─── GIVEN RECORDS ───

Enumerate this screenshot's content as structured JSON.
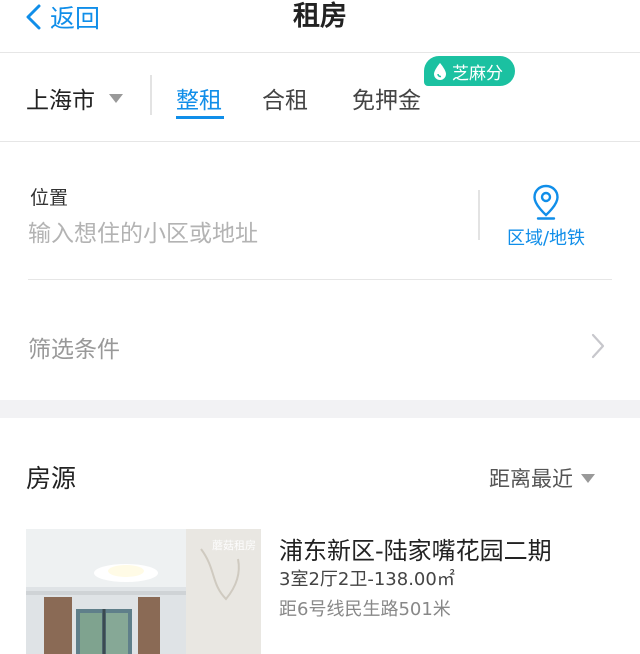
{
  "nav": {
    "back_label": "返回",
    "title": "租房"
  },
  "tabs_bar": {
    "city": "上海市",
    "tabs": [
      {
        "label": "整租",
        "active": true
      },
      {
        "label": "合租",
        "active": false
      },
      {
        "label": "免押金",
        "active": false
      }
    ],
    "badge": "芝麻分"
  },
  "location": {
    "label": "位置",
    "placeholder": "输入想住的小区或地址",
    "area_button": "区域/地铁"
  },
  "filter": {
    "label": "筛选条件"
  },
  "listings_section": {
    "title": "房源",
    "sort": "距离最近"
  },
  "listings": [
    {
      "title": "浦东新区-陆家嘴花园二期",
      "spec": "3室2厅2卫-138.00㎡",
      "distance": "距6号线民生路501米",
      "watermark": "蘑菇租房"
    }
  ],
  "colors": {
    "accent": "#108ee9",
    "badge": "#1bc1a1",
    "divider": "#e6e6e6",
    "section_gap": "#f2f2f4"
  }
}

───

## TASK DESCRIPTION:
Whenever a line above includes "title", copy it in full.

## ANSWER BELOW:
    "title": "租房"
    "title": "房源",
      "title": "浦东新区-陆家嘴花园二期",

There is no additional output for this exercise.